··· INPUT DATA

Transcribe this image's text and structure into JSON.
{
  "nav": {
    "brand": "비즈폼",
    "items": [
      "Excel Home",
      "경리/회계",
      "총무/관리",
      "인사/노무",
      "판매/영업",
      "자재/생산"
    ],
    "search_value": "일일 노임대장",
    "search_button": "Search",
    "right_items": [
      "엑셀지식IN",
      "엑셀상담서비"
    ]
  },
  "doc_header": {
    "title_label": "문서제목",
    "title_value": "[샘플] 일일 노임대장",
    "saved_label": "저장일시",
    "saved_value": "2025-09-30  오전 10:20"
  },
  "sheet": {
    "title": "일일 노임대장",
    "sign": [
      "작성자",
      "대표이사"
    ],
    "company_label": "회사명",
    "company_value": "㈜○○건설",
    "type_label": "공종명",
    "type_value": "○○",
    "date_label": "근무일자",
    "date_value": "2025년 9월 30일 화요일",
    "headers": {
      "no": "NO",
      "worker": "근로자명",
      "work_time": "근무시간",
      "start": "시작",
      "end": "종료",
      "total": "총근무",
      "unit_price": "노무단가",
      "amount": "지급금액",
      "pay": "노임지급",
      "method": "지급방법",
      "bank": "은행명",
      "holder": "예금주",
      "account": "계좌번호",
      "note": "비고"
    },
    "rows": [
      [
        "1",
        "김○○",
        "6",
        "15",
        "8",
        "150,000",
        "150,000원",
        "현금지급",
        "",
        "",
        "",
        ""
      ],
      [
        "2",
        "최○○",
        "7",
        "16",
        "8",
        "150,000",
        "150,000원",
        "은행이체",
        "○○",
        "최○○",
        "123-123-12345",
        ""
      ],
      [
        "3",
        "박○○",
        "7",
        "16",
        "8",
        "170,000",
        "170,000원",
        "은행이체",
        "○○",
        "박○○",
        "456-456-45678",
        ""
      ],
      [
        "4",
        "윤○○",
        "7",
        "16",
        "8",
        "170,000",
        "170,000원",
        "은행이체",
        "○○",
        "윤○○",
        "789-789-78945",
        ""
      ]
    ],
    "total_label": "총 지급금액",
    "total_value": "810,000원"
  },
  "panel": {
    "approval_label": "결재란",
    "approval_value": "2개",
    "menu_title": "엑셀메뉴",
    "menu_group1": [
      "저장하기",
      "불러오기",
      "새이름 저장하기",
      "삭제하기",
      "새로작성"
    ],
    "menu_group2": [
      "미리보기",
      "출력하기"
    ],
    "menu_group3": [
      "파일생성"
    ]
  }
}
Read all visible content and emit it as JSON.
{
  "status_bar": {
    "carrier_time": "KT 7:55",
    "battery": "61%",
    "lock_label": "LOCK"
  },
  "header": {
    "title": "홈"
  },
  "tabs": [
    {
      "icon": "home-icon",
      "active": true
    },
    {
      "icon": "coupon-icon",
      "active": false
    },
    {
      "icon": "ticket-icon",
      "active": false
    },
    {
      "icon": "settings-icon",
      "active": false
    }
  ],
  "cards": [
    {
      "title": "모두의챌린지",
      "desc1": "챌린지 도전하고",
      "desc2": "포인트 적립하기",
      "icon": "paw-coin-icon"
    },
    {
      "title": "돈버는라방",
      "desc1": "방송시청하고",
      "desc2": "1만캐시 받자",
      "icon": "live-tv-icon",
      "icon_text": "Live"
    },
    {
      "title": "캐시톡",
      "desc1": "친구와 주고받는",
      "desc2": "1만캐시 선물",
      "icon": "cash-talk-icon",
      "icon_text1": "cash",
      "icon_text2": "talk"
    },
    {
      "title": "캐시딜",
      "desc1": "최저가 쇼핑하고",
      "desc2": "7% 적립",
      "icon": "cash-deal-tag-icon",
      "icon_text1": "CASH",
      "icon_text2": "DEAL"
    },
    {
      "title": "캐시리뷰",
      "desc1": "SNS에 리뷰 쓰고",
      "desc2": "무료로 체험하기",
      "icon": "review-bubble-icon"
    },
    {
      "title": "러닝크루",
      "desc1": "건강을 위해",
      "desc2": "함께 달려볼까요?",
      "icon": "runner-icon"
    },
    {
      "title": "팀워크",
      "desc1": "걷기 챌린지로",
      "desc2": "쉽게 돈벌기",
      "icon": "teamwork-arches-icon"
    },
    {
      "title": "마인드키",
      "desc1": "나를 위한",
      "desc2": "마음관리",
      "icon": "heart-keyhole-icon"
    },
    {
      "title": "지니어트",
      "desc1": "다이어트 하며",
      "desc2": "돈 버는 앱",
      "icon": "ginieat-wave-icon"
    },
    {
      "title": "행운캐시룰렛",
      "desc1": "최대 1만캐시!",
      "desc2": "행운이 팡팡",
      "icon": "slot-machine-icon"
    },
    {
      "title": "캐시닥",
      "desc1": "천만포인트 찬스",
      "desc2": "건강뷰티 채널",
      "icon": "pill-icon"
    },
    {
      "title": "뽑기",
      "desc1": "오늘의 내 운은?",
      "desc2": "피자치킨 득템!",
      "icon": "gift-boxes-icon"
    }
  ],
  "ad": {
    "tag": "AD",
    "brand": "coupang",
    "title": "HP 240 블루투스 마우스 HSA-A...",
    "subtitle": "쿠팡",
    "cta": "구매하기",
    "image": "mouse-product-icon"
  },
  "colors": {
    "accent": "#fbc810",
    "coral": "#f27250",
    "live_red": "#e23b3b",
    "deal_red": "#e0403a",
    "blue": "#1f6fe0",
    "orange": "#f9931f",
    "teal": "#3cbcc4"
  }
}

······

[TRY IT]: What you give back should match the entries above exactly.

[COMPLETED TASK]:
Transcribe this image's text and structure into JSON.
{
  "nav": {
    "brand": "비즈폼",
    "items": [
      "Excel Home",
      "경리/회계",
      "총무/관리",
      "인사/노무",
      "판매/영업",
      "자재/생산"
    ],
    "search_value": "일일 노임대장",
    "search_button": "Search",
    "right_items": [
      "엑셀지식IN",
      "엑셀상담서비"
    ]
  },
  "doc_header": {
    "title_label": "문서제목",
    "title_value": "[샘플] 일일 노임대장",
    "saved_label": "저장일시",
    "saved_value": "2025-09-30  오전 10:20"
  },
  "sheet": {
    "title": "일일 노임대장",
    "sign": [
      "작성자",
      "대표이사"
    ],
    "company_label": "회사명",
    "company_value": "㈜○○건설",
    "type_label": "공종명",
    "type_value": "○○",
    "date_label": "근무일자",
    "date_value": "2025년 9월 30일 화요일",
    "headers": {
      "no": "NO",
      "worker": "근로자명",
      "work_time": "근무시간",
      "start": "시작",
      "end": "종료",
      "total": "총근무",
      "unit_price": "노무단가",
      "amount": "지급금액",
      "pay": "노임지급",
      "method": "지급방법",
      "bank": "은행명",
      "holder": "예금주",
      "account": "계좌번호",
      "note": "비고"
    },
    "rows": [
      [
        "1",
        "김○○",
        "6",
        "15",
        "8",
        "150,000",
        "150,000원",
        "현금지급",
        "",
        "",
        "",
        ""
      ],
      [
        "2",
        "최○○",
        "7",
        "16",
        "8",
        "150,000",
        "150,000원",
        "은행이체",
        "○○",
        "최○○",
        "123-123-12345",
        ""
      ],
      [
        "3",
        "박○○",
        "7",
        "16",
        "8",
        "170,000",
        "170,000원",
        "은행이체",
        "○○",
        "박○○",
        "456-456-45678",
        ""
      ],
      [
        "4",
        "윤○○",
        "7",
        "16",
        "8",
        "170,000",
        "170,000원",
        "은행이체",
        "○○",
        "윤○○",
        "789-789-78945",
        ""
      ]
    ],
    "total_label": "총 지급금액",
    "total_value": "810,000원"
  },
  "panel": {
    "approval_label": "결재란",
    "approval_value": "2개",
    "menu_title": "엑셀메뉴",
    "menu_group1": [
      "저장하기",
      "불러오기",
      "새이름 저장하기",
      "삭제하기",
      "새로작성"
    ],
    "menu_group2": [
      "미리보기",
      "출력하기"
    ],
    "menu_group3": [
      "파일생성"
    ]
  }
}
Read all visible content and emit it as JSON.
{
  "status_bar": {
    "carrier_time": "KT 7:55",
    "battery": "61%",
    "lock_label": "LOCK"
  },
  "header": {
    "title": "홈"
  },
  "tabs": [
    {
      "icon": "home-icon",
      "active": true
    },
    {
      "icon": "coupon-icon",
      "active": false
    },
    {
      "icon": "ticket-icon",
      "active": false
    },
    {
      "icon": "settings-icon",
      "active": false
    }
  ],
  "cards": [
    {
      "title": "모두의챌린지",
      "desc1": "챌린지 도전하고",
      "desc2": "포인트 적립하기",
      "icon": "paw-coin-icon"
    },
    {
      "title": "돈버는라방",
      "desc1": "방송시청하고",
      "desc2": "1만캐시 받자",
      "icon": "live-tv-icon",
      "icon_text": "Live"
    },
    {
      "title": "캐시톡",
      "desc1": "친구와 주고받는",
      "desc2": "1만캐시 선물",
      "icon": "cash-talk-icon",
      "icon_text1": "cash",
      "icon_text2": "talk"
    },
    {
      "title": "캐시딜",
      "desc1": "최저가 쇼핑하고",
      "desc2": "7% 적립",
      "icon": "cash-deal-tag-icon",
      "icon_text1": "CASH",
      "icon_text2": "DEAL"
    },
    {
      "title": "캐시리뷰",
      "desc1": "SNS에 리뷰 쓰고",
      "desc2": "무료로 체험하기",
      "icon": "review-bubble-icon"
    },
    {
      "title": "러닝크루",
      "desc1": "건강을 위해",
      "desc2": "함께 달려볼까요?",
      "icon": "runner-icon"
    },
    {
      "title": "팀워크",
      "desc1": "걷기 챌린지로",
      "desc2": "쉽게 돈벌기",
      "icon": "teamwork-arches-icon"
    },
    {
      "title": "마인드키",
      "desc1": "나를 위한",
      "desc2": "마음관리",
      "icon": "heart-keyhole-icon"
    },
    {
      "title": "지니어트",
      "desc1": "다이어트 하며",
      "desc2": "돈 버는 앱",
      "icon": "ginieat-wave-icon"
    },
    {
      "title": "행운캐시룰렛",
      "desc1": "최대 1만캐시!",
      "desc2": "행운이 팡팡",
      "icon": "slot-machine-icon"
    },
    {
      "title": "캐시닥",
      "desc1": "천만포인트 찬스",
      "desc2": "건강뷰티 채널",
      "icon": "pill-icon"
    },
    {
      "title": "뽑기",
      "desc1": "오늘의 내 운은?",
      "desc2": "피자치킨 득템!",
      "icon": "gift-boxes-icon"
    }
  ],
  "ad": {
    "tag": "AD",
    "brand": "coupang",
    "title": "HP 240 블루투스 마우스 HSA-A...",
    "subtitle": "쿠팡",
    "cta": "구매하기",
    "image": "mouse-product-icon"
  },
  "colors": {
    "accent": "#fbc810",
    "coral": "#f27250",
    "live_red": "#e23b3b",
    "deal_red": "#e0403a",
    "blue": "#1f6fe0",
    "orange": "#f9931f",
    "teal": "#3cbcc4"
  }
}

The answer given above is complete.